* Goal of the exercise *
In the records below, find every line with the word "index" and copy it.

Segment Open

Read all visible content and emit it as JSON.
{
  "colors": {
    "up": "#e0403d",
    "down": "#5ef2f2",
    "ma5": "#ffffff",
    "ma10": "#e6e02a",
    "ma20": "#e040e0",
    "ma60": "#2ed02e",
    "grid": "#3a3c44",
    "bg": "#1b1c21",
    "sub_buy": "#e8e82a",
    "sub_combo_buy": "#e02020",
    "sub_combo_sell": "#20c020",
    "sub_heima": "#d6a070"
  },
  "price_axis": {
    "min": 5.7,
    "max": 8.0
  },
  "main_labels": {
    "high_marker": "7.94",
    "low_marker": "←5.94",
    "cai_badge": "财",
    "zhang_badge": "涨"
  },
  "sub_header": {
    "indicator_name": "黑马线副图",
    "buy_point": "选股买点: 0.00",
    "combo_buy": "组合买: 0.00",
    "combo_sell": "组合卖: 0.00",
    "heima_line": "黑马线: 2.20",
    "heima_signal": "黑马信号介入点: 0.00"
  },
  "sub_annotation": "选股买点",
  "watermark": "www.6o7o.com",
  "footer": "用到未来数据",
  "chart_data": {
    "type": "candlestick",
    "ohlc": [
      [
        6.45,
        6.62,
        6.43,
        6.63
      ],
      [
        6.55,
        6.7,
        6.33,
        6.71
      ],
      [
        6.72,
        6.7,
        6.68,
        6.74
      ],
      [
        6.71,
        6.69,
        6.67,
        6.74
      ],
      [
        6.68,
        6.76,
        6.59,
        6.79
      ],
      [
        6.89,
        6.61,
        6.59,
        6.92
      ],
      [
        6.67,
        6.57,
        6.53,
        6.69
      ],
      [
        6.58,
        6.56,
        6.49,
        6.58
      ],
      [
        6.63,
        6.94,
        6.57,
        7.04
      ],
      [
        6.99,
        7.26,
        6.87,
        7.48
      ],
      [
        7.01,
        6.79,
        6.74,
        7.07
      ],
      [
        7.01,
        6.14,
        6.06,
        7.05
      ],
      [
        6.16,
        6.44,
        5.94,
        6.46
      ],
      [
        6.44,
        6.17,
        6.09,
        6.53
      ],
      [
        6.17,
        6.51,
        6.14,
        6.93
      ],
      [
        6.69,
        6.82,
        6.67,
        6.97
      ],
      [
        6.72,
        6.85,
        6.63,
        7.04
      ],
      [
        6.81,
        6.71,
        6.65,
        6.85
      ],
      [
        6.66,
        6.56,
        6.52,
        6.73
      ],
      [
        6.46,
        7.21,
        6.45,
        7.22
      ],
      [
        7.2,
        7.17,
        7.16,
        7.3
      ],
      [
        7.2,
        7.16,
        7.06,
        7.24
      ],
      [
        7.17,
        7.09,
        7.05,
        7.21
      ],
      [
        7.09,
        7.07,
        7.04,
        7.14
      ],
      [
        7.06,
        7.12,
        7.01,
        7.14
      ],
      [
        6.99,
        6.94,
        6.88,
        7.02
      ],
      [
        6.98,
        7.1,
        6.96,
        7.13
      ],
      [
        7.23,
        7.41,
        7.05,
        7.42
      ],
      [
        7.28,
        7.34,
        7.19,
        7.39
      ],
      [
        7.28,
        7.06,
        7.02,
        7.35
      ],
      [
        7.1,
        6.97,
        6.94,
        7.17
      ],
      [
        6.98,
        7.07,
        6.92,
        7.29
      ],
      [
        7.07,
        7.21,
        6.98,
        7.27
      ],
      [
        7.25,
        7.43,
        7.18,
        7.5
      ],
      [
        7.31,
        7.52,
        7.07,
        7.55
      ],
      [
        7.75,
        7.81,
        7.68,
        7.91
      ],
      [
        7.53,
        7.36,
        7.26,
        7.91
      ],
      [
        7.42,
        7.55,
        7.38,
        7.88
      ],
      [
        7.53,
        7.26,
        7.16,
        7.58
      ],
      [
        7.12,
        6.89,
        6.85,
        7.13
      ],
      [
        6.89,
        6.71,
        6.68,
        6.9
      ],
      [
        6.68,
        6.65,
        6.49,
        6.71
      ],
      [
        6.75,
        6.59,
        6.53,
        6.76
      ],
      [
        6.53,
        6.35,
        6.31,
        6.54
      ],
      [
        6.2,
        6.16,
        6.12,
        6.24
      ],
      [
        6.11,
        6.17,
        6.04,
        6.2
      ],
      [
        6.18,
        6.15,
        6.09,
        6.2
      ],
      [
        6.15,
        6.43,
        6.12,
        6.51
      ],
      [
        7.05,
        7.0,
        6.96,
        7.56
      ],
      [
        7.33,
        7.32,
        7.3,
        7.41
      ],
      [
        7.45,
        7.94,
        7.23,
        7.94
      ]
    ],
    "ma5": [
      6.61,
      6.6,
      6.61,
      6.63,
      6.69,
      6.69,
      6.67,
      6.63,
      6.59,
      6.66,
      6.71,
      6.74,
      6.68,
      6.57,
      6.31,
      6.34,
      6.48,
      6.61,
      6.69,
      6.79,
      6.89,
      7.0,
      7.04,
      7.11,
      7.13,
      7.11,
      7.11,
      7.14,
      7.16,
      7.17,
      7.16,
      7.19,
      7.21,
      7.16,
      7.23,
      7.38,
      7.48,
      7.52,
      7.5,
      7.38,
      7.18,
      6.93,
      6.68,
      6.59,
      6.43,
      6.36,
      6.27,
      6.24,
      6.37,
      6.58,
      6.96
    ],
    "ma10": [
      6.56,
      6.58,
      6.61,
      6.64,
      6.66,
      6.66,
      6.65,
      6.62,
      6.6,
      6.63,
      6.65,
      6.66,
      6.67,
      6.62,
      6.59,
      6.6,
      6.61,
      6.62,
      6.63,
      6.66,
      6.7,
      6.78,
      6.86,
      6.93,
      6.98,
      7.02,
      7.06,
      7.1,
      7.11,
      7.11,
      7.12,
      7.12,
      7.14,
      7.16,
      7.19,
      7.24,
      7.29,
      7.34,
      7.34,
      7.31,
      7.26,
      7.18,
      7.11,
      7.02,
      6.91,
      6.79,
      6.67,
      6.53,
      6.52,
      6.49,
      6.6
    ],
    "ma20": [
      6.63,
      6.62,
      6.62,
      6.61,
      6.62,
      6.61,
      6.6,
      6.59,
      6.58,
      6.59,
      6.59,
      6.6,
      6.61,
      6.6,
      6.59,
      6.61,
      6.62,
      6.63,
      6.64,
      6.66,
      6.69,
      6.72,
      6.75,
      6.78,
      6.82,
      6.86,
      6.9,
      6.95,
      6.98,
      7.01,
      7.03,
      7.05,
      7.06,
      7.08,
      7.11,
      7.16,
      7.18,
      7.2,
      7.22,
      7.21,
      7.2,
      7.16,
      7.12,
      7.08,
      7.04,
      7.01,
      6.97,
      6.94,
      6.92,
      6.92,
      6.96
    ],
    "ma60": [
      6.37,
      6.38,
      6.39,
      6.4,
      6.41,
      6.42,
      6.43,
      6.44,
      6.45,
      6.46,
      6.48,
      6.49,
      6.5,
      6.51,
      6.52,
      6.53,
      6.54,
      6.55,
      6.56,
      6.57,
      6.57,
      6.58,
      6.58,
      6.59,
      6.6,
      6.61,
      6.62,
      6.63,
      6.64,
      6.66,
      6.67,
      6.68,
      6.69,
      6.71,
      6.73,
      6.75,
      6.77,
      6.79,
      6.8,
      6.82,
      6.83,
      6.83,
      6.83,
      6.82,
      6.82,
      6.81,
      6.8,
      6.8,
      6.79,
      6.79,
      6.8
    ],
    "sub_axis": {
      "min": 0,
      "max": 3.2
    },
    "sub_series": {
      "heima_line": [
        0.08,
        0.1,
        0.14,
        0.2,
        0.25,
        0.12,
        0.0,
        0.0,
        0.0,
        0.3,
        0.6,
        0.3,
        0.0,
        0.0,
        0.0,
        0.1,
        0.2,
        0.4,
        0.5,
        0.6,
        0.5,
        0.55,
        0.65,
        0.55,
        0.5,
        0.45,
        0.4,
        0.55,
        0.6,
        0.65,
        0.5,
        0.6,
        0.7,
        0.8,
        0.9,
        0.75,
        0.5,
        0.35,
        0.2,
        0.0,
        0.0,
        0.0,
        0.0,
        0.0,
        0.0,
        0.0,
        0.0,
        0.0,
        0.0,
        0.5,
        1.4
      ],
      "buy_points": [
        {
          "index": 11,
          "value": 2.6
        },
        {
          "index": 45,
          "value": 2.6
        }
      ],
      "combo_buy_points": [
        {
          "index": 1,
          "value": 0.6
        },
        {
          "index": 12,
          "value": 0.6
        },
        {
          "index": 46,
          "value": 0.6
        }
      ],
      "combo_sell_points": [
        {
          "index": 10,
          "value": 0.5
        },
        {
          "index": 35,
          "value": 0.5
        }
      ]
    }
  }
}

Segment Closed

* Reply to the exercise *
          "index": 11,
          "index": 45,
          "index": 1,
          "index": 12,
          "index": 46,
          "index": 10,
          "index": 35,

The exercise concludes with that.